**Page and application data records**
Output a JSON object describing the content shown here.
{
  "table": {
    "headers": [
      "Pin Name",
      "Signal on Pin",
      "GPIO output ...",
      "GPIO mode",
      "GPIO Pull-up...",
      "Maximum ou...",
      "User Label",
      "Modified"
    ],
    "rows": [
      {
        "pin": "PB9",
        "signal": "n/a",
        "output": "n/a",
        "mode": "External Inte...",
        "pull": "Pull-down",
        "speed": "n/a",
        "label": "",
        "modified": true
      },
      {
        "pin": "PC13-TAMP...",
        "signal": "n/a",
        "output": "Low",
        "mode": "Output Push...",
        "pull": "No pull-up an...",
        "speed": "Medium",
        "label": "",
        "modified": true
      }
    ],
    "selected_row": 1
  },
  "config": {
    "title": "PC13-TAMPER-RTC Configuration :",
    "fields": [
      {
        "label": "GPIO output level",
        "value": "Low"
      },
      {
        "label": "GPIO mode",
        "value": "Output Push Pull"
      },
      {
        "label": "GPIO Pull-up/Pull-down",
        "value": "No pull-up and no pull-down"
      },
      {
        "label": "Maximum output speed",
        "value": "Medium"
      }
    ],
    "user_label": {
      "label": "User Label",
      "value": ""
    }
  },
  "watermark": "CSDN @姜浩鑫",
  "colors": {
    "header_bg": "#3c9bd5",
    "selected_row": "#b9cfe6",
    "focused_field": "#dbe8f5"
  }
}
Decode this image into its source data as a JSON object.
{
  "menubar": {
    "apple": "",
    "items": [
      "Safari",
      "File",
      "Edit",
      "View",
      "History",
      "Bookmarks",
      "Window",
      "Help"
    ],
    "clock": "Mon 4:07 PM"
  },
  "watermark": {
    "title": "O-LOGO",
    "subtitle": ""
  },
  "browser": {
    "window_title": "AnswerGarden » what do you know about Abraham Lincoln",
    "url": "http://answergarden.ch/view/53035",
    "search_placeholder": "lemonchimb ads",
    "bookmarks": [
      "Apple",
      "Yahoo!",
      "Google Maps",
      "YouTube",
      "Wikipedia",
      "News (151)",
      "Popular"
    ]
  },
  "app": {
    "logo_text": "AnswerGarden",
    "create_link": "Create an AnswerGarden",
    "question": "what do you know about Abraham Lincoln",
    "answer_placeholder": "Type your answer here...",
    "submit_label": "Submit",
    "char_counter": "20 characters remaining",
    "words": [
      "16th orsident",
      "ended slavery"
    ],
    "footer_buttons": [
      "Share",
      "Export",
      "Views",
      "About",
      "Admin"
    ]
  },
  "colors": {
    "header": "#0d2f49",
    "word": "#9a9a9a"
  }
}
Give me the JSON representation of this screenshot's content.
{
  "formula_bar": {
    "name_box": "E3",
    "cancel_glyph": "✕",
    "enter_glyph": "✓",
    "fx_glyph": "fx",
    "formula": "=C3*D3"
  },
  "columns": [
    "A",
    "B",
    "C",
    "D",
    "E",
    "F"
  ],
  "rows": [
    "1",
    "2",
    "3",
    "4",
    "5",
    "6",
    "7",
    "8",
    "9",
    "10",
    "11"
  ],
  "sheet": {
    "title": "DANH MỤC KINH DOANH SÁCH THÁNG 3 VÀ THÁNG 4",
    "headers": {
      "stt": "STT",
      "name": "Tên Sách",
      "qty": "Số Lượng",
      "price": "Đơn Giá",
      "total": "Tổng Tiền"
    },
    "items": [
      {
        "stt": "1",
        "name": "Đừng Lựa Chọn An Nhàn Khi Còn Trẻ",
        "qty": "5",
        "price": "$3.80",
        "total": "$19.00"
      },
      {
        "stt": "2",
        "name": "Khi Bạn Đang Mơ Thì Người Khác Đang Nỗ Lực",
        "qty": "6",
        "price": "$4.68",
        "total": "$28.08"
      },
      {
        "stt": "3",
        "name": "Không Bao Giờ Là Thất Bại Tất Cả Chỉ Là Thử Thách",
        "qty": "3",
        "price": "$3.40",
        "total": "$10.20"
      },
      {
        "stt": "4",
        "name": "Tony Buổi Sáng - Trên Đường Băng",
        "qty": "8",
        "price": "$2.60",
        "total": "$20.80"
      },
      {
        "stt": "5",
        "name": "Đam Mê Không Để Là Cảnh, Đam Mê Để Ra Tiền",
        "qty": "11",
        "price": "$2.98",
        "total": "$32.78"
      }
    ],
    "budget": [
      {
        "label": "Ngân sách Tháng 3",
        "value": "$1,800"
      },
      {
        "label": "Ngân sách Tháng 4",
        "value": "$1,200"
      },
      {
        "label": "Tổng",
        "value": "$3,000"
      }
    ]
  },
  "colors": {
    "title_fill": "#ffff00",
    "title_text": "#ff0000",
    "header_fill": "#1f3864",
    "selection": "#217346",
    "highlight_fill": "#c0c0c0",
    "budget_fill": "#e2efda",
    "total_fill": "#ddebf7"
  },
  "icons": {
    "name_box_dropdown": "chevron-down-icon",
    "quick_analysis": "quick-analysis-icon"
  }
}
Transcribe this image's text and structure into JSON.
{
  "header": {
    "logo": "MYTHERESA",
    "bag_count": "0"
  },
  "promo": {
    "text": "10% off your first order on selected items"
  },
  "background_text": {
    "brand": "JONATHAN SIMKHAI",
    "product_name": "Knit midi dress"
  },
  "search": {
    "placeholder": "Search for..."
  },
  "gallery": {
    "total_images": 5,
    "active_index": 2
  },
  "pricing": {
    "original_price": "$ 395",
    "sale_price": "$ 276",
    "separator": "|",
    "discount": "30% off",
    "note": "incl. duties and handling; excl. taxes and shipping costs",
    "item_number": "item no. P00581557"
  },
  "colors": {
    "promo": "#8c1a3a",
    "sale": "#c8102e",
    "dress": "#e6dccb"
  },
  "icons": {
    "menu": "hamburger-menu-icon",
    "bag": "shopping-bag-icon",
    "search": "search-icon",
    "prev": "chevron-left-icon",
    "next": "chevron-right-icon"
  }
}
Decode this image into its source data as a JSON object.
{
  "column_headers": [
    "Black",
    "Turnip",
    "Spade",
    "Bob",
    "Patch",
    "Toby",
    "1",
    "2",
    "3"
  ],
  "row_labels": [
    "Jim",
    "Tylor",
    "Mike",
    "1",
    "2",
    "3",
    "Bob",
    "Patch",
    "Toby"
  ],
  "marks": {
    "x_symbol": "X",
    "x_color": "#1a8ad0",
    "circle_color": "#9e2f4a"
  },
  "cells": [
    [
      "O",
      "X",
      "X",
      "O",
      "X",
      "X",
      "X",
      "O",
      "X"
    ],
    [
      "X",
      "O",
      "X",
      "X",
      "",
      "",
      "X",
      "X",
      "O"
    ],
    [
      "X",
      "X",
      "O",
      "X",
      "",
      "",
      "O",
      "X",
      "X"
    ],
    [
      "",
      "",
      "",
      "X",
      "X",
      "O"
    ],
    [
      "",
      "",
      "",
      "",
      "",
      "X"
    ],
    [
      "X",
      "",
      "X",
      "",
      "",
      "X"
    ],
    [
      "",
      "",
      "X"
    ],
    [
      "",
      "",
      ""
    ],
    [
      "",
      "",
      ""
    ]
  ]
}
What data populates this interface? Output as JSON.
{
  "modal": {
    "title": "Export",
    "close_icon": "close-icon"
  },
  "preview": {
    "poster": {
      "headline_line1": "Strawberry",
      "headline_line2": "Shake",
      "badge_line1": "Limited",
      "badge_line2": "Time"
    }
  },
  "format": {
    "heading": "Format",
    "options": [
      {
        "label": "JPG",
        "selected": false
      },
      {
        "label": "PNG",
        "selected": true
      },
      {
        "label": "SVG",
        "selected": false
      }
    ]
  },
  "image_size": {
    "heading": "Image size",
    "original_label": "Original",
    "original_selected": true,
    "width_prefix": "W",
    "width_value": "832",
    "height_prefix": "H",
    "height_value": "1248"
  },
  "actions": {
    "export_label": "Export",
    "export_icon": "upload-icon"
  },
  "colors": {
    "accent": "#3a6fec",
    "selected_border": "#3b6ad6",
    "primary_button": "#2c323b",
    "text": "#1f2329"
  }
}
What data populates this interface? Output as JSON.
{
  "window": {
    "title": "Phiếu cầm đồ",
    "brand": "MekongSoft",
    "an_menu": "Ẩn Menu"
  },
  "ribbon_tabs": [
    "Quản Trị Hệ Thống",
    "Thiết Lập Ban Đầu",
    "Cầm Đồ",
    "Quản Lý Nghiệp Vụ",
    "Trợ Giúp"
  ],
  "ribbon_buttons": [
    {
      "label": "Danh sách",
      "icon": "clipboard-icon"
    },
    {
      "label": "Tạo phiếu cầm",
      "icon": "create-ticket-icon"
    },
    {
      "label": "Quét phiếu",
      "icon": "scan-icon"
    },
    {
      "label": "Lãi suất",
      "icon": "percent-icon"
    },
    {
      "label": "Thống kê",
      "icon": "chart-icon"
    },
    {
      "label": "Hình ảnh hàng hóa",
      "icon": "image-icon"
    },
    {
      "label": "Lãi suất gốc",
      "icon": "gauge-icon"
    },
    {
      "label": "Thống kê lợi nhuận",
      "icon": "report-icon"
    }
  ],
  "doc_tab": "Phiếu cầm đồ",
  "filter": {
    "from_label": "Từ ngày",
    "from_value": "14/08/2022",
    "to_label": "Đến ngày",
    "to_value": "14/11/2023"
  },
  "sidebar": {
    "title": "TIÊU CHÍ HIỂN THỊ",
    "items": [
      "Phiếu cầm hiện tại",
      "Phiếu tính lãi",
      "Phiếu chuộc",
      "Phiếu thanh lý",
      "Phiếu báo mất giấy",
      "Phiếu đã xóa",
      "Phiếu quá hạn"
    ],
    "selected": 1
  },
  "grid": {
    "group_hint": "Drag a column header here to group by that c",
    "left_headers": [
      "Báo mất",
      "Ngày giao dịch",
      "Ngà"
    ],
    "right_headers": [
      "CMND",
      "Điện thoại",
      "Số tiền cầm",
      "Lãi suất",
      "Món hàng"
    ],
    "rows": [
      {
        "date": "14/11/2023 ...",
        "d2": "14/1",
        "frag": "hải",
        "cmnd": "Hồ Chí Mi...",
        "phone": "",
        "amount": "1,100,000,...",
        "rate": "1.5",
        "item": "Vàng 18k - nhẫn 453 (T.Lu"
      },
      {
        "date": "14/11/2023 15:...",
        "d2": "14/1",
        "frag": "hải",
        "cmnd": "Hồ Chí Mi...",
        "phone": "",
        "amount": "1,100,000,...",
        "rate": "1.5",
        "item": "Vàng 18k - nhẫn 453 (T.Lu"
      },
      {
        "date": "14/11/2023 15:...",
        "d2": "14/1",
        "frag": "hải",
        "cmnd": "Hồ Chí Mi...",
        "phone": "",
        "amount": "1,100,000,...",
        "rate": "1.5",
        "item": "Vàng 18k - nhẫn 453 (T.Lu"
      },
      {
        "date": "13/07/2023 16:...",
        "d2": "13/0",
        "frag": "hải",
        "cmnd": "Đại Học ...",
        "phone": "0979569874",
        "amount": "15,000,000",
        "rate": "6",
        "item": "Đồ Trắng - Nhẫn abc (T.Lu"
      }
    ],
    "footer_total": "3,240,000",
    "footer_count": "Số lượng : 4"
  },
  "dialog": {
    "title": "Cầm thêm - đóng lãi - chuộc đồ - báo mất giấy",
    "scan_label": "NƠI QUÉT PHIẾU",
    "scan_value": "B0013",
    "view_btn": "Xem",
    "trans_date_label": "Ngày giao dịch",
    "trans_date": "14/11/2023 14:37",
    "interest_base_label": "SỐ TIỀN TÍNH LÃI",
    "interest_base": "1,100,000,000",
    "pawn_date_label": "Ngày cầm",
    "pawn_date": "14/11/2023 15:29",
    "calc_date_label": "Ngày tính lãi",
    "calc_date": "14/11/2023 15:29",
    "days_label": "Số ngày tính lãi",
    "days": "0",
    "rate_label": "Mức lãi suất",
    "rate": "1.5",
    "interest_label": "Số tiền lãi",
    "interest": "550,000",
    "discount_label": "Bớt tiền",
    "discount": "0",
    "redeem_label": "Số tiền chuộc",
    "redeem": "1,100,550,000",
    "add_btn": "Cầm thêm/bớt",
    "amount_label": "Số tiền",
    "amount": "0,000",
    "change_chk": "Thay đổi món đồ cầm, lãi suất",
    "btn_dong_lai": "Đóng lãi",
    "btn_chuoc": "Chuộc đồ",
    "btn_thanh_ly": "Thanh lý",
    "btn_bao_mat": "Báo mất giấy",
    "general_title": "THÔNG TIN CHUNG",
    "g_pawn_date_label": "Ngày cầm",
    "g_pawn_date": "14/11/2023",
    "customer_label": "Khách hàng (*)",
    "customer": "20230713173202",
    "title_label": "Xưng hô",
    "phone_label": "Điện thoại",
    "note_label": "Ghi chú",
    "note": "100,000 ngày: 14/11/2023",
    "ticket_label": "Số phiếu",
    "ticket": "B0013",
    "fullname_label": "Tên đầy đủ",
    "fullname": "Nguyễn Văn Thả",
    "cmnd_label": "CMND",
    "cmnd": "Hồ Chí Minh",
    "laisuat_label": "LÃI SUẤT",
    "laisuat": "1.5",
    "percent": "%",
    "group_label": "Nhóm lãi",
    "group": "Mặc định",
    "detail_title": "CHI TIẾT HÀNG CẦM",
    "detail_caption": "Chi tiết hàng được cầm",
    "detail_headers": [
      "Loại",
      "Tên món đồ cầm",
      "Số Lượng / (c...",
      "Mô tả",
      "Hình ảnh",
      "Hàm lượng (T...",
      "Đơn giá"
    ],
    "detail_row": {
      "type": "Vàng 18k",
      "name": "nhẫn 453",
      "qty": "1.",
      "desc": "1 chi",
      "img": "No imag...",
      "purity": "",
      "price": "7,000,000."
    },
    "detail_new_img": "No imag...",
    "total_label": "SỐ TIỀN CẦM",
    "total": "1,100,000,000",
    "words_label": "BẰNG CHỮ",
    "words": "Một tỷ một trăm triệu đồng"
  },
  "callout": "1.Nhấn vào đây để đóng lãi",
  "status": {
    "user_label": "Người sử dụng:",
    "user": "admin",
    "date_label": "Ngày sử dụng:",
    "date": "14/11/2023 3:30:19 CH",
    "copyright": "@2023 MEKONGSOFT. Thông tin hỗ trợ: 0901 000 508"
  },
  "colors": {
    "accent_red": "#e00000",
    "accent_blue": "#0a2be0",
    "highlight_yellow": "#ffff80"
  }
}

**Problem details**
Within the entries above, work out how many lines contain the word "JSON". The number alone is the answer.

**Answer below**
7